Dan Bradley is a writer and translator from Japanese. His translation of ‘Mambo’ by Hitomi Kanehara appears in The Book of Tokyo: A City in Fiction, an anthology of new Japanese fiction from Comma Press. He lives in London.

 
 
 
 

How spurious imperial science affected the layout of African cities

Freetown, Sierra Leone. Image: David Hond/Freetown From The Air/Wikimedia Commons.

As the European powers spread across the world, systematically colonising it as they went, one of the deadliest enemies they faced was disease. In 1850s India, one in twenty British soldiers were dying from such diseases – on a par with British Empire casualty rates during World War II.

When Europeans started dropping dead the minute they got off the boat, the scientists of the day rushed to provide their own, at times fairly dodgy, solutions. This era coincided with a key period of city planning in the African colonies – meaning that there is still visible evidence of this shoddy science in the cityscape of many modern African cities.
For a long time altitude was considered a protection against disease, on the grounds that it was far from the lowland heat associated with putrefaction. British officials in India retreated to the ‘hill stations’ during the warm season; this practice continued in the African colonies established by all sorts of European powers in the late 19th century.

So it was that one bunch of imperialists established the capital of German Kamerun at Buea, high on the side of Mount Cameroon. The city still has a population of 90,000 today. Evidence of this height fetish can still be found in the ‘Plateau’ districts of Brazzaville, Dakar and Abidjan as well as the ‘Ridge’ district of Accra.


Malaria, particularly, was an ever present fear in the colonies, and it did much to shape the colonial cities. It’s a sign of the extent to which 19th century medical science misunderstood how the disease was spread that its name comes from the French for ‘bad air’. By the late 19th century, knowledge had managed to progress far enough to identify mosquitoes as the culprits – but views still wildly diverged about the appropriate response.

One solution popular in many empires was segregation.
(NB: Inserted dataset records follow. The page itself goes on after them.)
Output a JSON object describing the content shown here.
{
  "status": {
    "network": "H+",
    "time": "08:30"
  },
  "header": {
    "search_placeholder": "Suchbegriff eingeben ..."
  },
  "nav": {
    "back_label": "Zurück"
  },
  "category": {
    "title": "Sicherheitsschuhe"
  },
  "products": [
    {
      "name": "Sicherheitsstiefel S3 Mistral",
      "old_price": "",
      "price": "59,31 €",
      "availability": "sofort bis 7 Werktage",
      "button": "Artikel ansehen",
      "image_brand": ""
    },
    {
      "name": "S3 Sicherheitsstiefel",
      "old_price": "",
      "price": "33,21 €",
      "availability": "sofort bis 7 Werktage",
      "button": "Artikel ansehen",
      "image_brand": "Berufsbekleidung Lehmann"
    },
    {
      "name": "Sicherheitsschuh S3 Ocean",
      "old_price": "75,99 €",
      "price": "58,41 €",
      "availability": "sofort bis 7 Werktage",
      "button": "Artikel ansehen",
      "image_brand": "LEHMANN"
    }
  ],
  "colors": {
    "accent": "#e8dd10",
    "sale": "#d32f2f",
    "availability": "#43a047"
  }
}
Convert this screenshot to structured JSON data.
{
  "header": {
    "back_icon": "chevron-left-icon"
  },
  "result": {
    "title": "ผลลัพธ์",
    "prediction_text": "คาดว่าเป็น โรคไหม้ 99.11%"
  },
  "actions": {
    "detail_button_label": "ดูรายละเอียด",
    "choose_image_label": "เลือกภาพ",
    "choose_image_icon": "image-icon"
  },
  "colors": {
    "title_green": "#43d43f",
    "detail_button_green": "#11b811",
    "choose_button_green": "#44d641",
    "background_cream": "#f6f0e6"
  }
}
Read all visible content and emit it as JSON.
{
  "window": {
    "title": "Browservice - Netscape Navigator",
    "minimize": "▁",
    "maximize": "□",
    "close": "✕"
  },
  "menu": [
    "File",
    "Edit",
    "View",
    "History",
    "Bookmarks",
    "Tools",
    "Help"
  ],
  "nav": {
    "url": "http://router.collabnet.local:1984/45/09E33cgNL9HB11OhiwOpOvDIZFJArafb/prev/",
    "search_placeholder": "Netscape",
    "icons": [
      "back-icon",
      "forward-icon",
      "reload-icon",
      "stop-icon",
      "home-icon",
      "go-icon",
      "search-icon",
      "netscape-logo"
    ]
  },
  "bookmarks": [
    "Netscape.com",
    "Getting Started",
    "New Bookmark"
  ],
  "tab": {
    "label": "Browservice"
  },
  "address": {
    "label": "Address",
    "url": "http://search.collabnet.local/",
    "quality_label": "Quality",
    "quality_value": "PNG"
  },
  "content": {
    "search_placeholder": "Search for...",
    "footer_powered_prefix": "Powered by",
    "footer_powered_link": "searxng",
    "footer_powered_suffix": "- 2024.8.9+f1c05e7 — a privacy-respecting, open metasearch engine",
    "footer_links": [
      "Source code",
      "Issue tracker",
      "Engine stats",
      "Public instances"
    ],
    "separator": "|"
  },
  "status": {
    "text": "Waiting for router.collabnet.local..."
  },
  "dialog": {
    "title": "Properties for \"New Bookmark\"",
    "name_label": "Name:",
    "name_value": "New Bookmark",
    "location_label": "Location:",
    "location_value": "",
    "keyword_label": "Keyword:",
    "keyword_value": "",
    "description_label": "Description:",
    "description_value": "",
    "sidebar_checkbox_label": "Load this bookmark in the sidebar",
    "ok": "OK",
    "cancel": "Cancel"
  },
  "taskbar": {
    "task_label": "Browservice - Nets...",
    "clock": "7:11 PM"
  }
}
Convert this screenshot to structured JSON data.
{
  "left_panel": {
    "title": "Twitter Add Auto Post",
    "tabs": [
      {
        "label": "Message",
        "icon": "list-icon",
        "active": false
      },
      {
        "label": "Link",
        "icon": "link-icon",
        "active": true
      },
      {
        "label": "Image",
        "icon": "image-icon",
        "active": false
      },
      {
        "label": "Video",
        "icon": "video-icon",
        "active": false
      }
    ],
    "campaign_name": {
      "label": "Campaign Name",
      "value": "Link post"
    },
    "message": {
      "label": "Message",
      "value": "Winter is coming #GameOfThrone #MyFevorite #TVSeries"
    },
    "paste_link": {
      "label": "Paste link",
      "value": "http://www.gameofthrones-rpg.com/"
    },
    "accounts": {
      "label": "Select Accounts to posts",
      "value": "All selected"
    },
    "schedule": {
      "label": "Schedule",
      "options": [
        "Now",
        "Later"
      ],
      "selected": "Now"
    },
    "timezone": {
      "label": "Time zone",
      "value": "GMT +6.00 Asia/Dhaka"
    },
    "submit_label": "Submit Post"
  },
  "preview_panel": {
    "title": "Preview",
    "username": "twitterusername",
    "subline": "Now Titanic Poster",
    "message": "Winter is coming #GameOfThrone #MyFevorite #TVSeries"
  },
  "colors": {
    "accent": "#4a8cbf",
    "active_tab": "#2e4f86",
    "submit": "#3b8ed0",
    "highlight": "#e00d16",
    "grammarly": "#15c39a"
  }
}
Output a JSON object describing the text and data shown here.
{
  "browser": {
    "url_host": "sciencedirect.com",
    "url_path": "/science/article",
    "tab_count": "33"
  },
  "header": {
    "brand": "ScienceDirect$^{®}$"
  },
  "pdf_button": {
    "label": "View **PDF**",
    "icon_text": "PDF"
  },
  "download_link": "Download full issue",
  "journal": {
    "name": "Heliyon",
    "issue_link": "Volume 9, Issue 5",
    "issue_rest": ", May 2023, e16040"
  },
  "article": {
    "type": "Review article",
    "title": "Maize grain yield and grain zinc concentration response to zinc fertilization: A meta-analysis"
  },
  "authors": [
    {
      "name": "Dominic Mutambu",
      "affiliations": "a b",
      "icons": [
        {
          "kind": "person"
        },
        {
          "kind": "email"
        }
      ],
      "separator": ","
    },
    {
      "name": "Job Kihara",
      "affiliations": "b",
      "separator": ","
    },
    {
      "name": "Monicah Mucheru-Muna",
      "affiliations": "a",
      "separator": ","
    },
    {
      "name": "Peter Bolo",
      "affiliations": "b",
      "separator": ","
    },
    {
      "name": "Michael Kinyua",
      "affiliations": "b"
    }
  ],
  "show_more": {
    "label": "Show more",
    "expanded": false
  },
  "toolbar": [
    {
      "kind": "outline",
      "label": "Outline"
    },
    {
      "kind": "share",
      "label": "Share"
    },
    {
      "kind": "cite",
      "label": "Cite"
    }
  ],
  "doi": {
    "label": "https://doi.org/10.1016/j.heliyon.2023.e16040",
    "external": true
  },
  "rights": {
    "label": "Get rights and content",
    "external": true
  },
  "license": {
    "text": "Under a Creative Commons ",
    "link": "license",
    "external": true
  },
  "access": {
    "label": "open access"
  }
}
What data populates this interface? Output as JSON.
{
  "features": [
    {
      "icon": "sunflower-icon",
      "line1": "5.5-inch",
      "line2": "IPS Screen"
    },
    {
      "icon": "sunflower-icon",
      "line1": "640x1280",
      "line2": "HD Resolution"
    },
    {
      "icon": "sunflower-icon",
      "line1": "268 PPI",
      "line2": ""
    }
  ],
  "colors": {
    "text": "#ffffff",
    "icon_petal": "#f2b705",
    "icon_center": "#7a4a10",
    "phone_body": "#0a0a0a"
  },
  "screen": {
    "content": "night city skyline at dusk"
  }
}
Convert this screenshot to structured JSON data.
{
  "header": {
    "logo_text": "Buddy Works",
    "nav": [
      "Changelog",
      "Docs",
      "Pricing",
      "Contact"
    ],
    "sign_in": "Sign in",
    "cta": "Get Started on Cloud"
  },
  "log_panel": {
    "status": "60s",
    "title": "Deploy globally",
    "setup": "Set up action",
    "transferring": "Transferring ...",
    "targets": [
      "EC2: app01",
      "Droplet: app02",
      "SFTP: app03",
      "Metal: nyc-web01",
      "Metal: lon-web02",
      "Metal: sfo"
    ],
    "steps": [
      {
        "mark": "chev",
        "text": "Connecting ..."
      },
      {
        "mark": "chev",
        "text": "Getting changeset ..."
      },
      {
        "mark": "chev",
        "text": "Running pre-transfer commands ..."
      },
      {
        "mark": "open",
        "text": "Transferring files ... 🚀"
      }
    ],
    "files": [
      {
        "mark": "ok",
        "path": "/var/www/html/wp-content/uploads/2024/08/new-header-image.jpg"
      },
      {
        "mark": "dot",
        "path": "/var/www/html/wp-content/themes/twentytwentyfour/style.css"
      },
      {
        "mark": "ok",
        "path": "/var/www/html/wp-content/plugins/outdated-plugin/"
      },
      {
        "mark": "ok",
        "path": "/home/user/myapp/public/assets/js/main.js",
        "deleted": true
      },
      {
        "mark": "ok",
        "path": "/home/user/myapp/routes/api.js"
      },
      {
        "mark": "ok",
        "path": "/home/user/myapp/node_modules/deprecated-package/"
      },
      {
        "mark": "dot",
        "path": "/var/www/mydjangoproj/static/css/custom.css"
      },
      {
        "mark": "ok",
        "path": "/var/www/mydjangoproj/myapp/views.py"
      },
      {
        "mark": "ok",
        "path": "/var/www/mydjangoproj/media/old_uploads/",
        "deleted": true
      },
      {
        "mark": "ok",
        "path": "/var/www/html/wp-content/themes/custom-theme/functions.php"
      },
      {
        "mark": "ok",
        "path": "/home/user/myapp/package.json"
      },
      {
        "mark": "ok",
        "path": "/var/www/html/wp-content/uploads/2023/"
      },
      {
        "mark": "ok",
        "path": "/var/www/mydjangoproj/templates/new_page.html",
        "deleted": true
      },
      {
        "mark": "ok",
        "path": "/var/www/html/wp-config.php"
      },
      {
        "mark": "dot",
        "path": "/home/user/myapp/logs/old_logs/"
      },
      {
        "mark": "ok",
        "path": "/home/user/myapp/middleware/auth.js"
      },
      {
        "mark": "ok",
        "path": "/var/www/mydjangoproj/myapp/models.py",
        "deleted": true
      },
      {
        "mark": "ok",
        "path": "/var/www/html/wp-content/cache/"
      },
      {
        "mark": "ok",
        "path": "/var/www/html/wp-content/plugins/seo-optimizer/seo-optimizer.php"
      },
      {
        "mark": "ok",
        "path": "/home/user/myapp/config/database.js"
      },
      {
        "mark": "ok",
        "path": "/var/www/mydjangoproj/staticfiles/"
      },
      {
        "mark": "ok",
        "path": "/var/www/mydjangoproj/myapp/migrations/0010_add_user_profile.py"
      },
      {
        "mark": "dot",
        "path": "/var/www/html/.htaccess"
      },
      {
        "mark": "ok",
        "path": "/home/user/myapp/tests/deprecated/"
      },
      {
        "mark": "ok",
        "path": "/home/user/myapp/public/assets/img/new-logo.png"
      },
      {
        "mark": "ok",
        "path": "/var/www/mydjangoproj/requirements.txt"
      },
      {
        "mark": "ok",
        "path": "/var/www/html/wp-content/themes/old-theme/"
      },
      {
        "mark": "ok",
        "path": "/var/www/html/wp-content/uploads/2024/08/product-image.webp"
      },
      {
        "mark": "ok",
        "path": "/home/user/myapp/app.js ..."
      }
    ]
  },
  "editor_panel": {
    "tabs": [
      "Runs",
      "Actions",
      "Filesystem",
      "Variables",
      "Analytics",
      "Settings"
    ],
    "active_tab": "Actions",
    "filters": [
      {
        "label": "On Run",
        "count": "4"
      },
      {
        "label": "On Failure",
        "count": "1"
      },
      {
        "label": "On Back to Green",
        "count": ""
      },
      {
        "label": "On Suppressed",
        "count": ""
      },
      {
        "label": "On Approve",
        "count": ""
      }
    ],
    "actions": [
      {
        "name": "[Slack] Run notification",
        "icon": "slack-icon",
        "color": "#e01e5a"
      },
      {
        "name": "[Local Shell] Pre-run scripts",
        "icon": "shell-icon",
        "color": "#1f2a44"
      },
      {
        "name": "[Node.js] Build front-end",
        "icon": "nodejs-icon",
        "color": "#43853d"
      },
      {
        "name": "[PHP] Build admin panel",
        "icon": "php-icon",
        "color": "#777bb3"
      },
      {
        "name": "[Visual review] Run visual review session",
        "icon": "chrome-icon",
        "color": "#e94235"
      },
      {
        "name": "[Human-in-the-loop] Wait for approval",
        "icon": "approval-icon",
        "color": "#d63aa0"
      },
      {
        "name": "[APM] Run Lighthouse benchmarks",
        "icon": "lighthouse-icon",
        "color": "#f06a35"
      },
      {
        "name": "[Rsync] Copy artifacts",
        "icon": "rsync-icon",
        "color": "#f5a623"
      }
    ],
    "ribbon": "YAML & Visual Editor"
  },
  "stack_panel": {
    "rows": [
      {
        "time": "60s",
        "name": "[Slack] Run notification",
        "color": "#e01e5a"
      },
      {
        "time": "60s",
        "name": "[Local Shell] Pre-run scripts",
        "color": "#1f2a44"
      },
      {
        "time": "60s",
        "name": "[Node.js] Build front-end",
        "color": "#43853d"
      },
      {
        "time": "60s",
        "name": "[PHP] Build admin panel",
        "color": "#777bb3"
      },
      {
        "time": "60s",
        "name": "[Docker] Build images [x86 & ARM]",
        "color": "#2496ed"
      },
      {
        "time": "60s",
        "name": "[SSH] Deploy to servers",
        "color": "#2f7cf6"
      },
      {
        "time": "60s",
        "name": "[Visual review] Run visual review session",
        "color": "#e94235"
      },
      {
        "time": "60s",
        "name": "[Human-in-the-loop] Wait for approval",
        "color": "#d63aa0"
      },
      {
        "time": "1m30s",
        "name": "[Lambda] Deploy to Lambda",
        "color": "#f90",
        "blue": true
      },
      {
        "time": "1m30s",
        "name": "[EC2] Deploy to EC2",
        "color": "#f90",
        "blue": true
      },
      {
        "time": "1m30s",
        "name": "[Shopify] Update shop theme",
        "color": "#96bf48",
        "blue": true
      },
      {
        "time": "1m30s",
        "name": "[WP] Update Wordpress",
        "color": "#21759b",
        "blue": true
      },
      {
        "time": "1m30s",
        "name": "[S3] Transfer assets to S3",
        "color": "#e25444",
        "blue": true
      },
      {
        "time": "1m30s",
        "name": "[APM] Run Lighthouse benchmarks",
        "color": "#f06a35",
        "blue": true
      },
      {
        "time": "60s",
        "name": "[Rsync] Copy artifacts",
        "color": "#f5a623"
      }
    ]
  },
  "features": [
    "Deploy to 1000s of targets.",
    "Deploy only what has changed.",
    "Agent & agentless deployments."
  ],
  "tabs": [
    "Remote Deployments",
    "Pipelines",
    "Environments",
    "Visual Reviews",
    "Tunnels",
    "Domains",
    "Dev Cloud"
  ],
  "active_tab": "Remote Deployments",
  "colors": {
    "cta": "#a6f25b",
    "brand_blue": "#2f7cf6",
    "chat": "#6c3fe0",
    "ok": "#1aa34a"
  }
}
The Europeans had incorrectly identified Africans as the main carriers of the disease; African children under five were believed to be the main source of malaria so they were to be kept far away from the colonists at all times.

And so, many powers decided that the European settlers should be housed in their own separate areas. (Of course, this wrong headed but at least rational response wasn’t the whole explanation: often, sanitary concerns were used to veil simple racial chauvinism.)

The affluent Hill Station – a name reminiscent of the Indian colonies – in Freetown, Sierra Leone was built as a segregated suburb so Europeans could keep well clear of the local children. Today, it’s where the home of the president can be found. Yet despite all this expensive shuffling of Freetown’s urban landscape, inhabitants of Hill Station came down with malaria at about the same as those who lived elsewhere.

 

The Uganda Golf Course, Kampala. Image: Google Maps.

In Kampala, Uganga, a golf course now occupies the land designated by the British powers to protect the European neighbourhood from the African. A similar appropriation can be seen in Kinshasa, Democratic Republic of The Congo, where a zoo, botanical garden and another golf course can be found the land earmarked for protecting colonial officials and their families.

All this urban juggling was the privilege of immensely powerful colonial officials, backed up by the military might of the imperial powers. The indigenous peoples could do little but watch as their cities were bulldozed and rebuilt based on the whims of the day. Yet the scars are still visible in the fabric of many modern African cities today.